He was born on October 15, 1829, in the little town of Goshen, in the northwestern part of Connecticut, where the Berkshire Hills come rolling over from Massachusetts. His grandfather, a Revolutionary officer, was one of the first settlers of the place, and was a wealthy man. But his father, through business failures, lost nearly all his property. In 1842 he died, leaving a wife and six children, of whom Asaph, then thirteen, was the oldest. Up to the time of his father's death Asaph's life was that of a well-to-do country boy. He had worked on the farm and he had gone to the village school. His father was far better educated than most of the men of the place, so that many good books fell into the boy's hands. Often his rainy days were spent in the garret, fighting the battles on the plains of Troy, or following Ulysses in his wanderings.

When his father died everything was changed. Almost all the property was mortgaged. In a family council it was decided to remain on one of the farms and try to pay off the mortgage. So Asaph and his mother set to work, and for three years toiled with might and main, carrying on the work of a large farm almost entirely by themselves. Asaph's mother was a tireless worker, and he helped her as best he could; but when the three years were past they found they had been able to pay the interest on the mortgage and nothing more. Sticking to the farm did not seem to pay, so Asaph decided to leave and go and learn the carpenter's trade. He persuaded his mother to move to a little place she owned free from debt, and he apprenticed himself to a local carpenter. He worked for three years for sixty dollars a year. At the end of that time he became a journeyman and worked for himself. He stayed in Litchfield County, helping to build houses and barns that are standing on the old farms to-day.

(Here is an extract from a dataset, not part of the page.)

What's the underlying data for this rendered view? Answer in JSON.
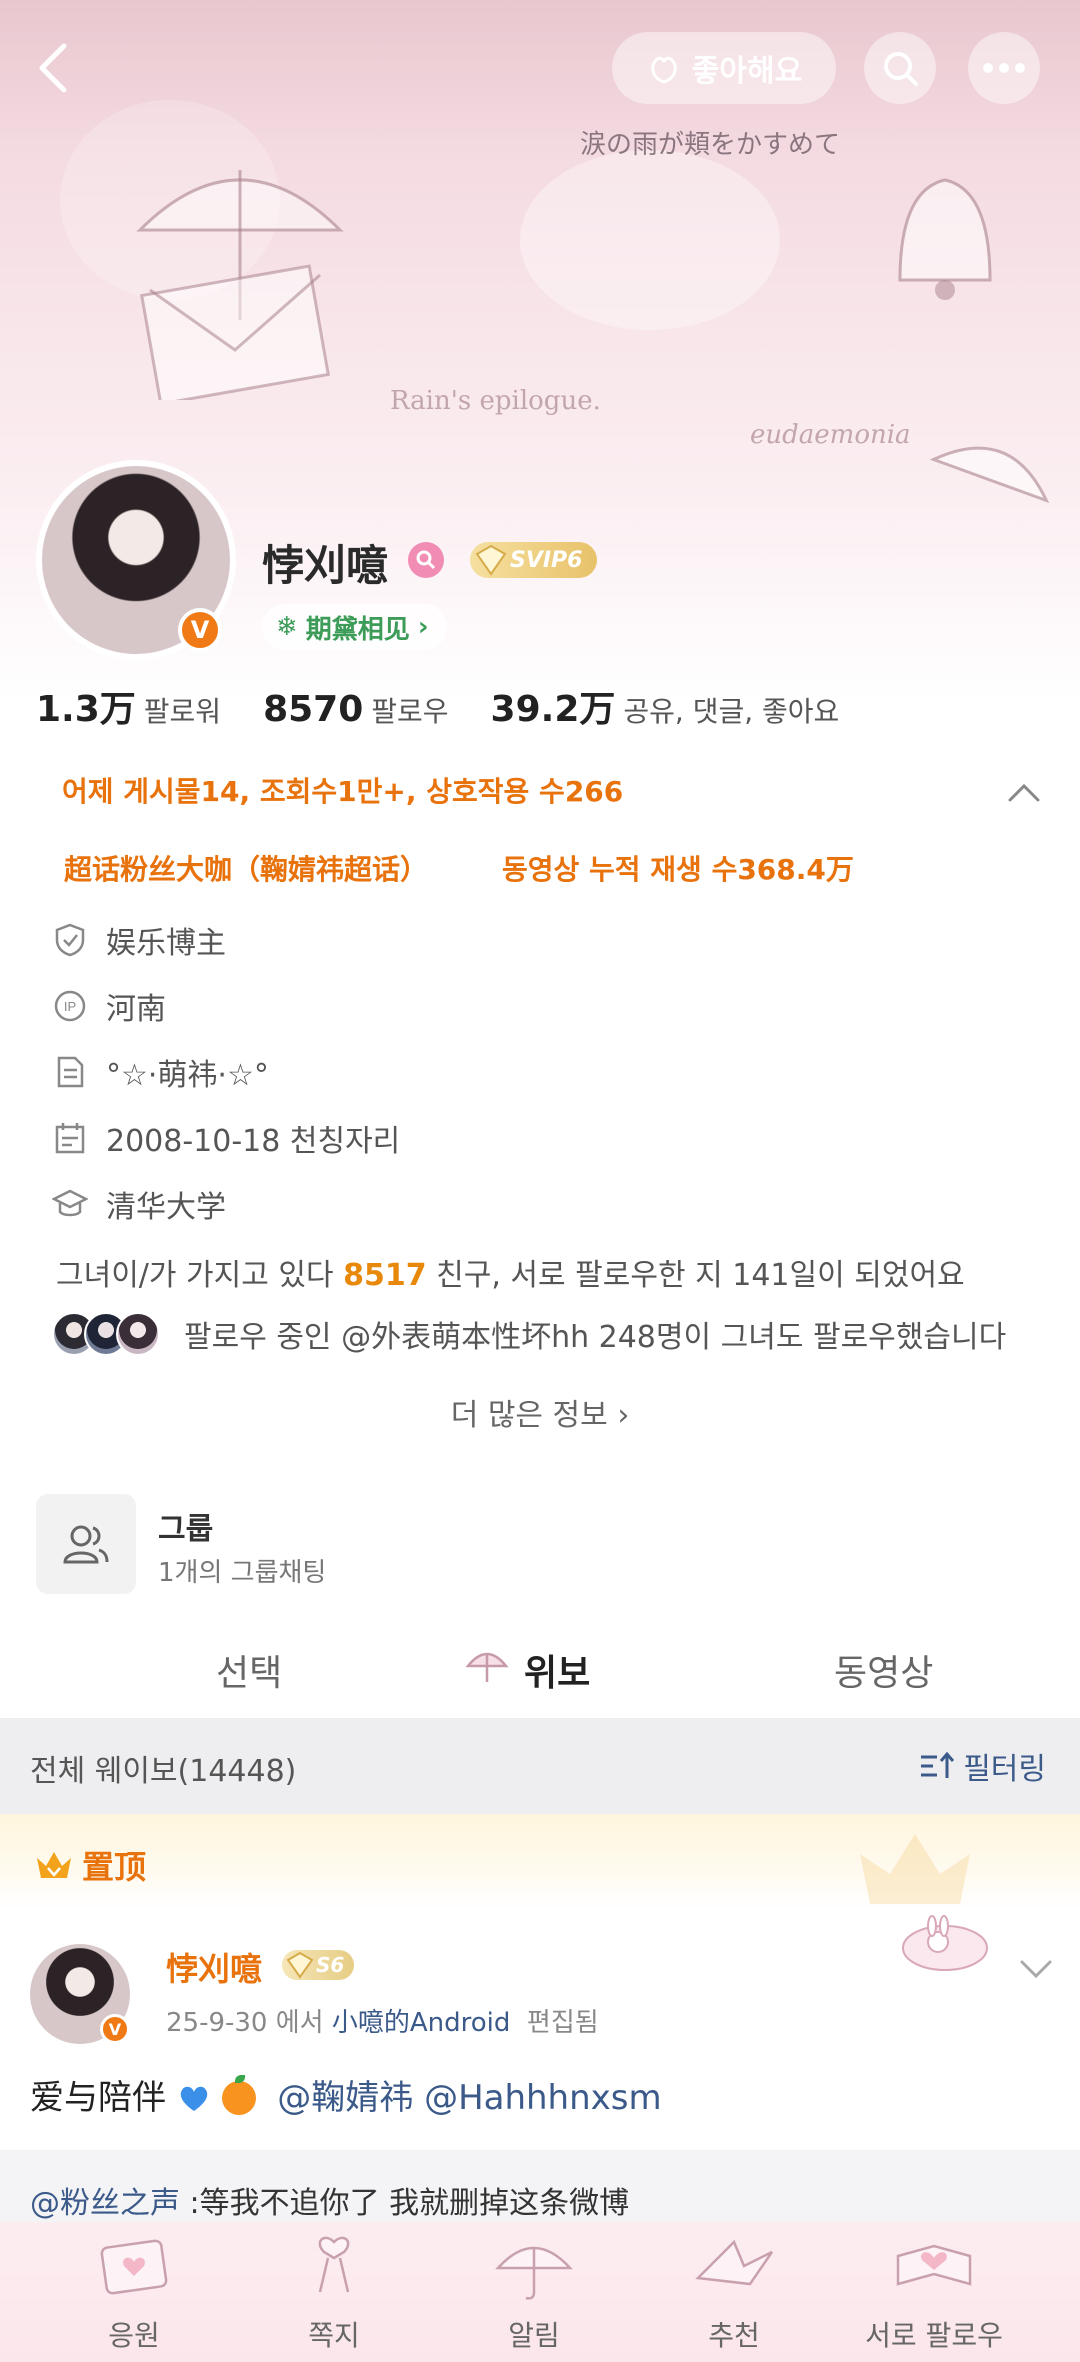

For six years he stuck to carpenter work, but all that time he was full of ambition. He saw that the men he worked with were a poorly educated set. They knew how to make a right angle by the three, four, five rule, but they had no idea at all of the reason for it. He was not satisfied to work in this blind rule-of-thumb